**WORK TO COMPLETE**
Write out every entry exactly as it appears.

[Dataset rows for apps and sites]
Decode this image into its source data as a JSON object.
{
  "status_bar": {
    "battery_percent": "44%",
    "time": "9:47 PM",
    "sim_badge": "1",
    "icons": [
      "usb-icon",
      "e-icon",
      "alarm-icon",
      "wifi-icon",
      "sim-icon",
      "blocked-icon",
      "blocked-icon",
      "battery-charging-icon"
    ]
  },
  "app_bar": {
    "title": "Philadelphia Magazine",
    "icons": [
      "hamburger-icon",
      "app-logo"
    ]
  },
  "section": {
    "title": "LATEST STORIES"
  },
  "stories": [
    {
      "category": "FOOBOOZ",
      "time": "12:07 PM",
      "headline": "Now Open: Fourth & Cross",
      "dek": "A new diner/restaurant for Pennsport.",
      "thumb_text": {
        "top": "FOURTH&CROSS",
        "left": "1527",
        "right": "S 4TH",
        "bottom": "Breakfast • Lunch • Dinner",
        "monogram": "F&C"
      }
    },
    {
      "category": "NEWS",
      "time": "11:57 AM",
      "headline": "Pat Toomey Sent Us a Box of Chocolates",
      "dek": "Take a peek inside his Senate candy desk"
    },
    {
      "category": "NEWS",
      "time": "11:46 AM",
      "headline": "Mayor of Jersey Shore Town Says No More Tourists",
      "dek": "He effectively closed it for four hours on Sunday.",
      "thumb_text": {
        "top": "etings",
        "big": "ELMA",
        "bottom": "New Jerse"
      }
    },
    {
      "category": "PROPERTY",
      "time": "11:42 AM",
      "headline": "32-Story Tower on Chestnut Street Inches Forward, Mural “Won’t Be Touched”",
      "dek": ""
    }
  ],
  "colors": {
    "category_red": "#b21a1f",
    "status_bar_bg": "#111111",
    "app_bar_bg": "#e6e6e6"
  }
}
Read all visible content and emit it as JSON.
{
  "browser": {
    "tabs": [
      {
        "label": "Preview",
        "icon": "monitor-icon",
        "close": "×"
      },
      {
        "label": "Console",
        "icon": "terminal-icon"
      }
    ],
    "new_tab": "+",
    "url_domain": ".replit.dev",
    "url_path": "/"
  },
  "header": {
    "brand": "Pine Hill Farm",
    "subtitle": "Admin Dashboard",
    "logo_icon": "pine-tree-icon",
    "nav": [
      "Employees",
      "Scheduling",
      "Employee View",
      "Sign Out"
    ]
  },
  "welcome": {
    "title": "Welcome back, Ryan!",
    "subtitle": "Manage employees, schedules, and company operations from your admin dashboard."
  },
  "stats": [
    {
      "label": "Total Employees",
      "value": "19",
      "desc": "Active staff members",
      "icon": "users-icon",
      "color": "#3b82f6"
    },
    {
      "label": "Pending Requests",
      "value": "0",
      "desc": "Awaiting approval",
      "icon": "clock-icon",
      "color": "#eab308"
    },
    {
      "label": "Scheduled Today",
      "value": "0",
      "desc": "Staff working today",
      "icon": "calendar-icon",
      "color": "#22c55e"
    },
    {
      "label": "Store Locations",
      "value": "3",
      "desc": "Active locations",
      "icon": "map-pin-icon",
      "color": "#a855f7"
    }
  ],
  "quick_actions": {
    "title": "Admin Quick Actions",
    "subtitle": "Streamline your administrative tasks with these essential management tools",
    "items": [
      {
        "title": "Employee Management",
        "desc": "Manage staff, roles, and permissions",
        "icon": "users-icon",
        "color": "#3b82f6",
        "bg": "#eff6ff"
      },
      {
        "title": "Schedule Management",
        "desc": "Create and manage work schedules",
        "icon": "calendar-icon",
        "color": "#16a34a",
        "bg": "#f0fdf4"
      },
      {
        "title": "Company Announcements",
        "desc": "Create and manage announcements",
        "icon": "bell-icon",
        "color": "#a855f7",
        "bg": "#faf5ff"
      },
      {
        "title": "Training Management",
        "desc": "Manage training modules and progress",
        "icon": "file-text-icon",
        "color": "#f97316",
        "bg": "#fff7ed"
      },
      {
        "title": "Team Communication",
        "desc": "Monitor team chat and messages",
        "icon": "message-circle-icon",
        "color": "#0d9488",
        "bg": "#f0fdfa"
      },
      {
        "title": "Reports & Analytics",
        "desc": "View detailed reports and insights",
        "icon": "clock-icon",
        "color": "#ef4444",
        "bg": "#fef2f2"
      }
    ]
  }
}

**SOLVED PROBLEM**
Decode this image into its source data as a JSON object.
{
  "status_bar": {
    "battery_percent": "44%",
    "time": "9:47 PM",
    "sim_badge": "1",
    "icons": [
      "usb-icon",
      "e-icon",
      "alarm-icon",
      "wifi-icon",
      "sim-icon",
      "blocked-icon",
      "blocked-icon",
      "battery-charging-icon"
    ]
  },
  "app_bar": {
    "title": "Philadelphia Magazine",
    "icons": [
      "hamburger-icon",
      "app-logo"
    ]
  },
  "section": {
    "title": "LATEST STORIES"
  },
  "stories": [
    {
      "category": "FOOBOOZ",
      "time": "12:07 PM",
      "headline": "Now Open: Fourth & Cross",
      "dek": "A new diner/restaurant for Pennsport.",
      "thumb_text": {
        "top": "FOURTH&CROSS",
        "left": "1527",
        "right": "S 4TH",
        "bottom": "Breakfast • Lunch • Dinner",
        "monogram": "F&C"
      }
    },
    {
      "category": "NEWS",
      "time": "11:57 AM",
      "headline": "Pat Toomey Sent Us a Box of Chocolates",
      "dek": "Take a peek inside his Senate candy desk"
    },
    {
      "category": "NEWS",
      "time": "11:46 AM",
      "headline": "Mayor of Jersey Shore Town Says No More Tourists",
      "dek": "He effectively closed it for four hours on Sunday.",
      "thumb_text": {
        "top": "etings",
        "big": "ELMA",
        "bottom": "New Jerse"
      }
    },
    {
      "category": "PROPERTY",
      "time": "11:42 AM",
      "headline": "32-Story Tower on Chestnut Street Inches Forward, Mural “Won’t Be Touched”",
      "dek": ""
    }
  ],
  "colors": {
    "category_red": "#b21a1f",
    "status_bar_bg": "#111111",
    "app_bar_bg": "#e6e6e6"
  }
}
Read all visible content and emit it as JSON.
{
  "browser": {
    "tabs": [
      {
        "label": "Preview",
        "icon": "monitor-icon",
        "close": "×"
      },
      {
        "label": "Console",
        "icon": "terminal-icon"
      }
    ],
    "new_tab": "+",
    "url_domain": ".replit.dev",
    "url_path": "/"
  },
  "header": {
    "brand": "Pine Hill Farm",
    "subtitle": "Admin Dashboard",
    "logo_icon": "pine-tree-icon",
    "nav": [
      "Employees",
      "Scheduling",
      "Employee View",
      "Sign Out"
    ]
  },
  "welcome": {
    "title": "Welcome back, Ryan!",
    "subtitle": "Manage employees, schedules, and company operations from your admin dashboard."
  },
  "stats": [
    {
      "label": "Total Employees",
      "value": "19",
      "desc": "Active staff members",
      "icon": "users-icon",
      "color": "#3b82f6"
    },
    {
      "label": "Pending Requests",
      "value": "0",
      "desc": "Awaiting approval",
      "icon": "clock-icon",
      "color": "#eab308"
    },
    {
      "label": "Scheduled Today",
      "value": "0",
      "desc": "Staff working today",
      "icon": "calendar-icon",
      "color": "#22c55e"
    },
    {
      "label": "Store Locations",
      "value": "3",
      "desc": "Active locations",
      "icon": "map-pin-icon",
      "color": "#a855f7"
    }
  ],
  "quick_actions": {
    "title": "Admin Quick Actions",
    "subtitle": "Streamline your administrative tasks with these essential management tools",
    "items": [
      {
        "title": "Employee Management",
        "desc": "Manage staff, roles, and permissions",
        "icon": "users-icon",
        "color": "#3b82f6",
        "bg": "#eff6ff"
      },
      {
        "title": "Schedule Management",
        "desc": "Create and manage work schedules",
        "icon": "calendar-icon",
        "color": "#16a34a",
        "bg": "#f0fdf4"
      },
      {
        "title": "Company Announcements",
        "desc": "Create and manage announcements",
        "icon": "bell-icon",
        "color": "#a855f7",
        "bg": "#faf5ff"
      },
      {
        "title": "Training Management",
        "desc": "Manage training modules and progress",
        "icon": "file-text-icon",
        "color": "#f97316",
        "bg": "#fff7ed"
      },
      {
        "title": "Team Communication",
        "desc": "Monitor team chat and messages",
        "icon": "message-circle-icon",
        "color": "#0d9488",
        "bg": "#f0fdfa"
      },
      {
        "title": "Reports & Analytics",
        "desc": "View detailed reports and insights",
        "icon": "clock-icon",
        "color": "#ef4444",
        "bg": "#fef2f2"
      }
    ]
  }
}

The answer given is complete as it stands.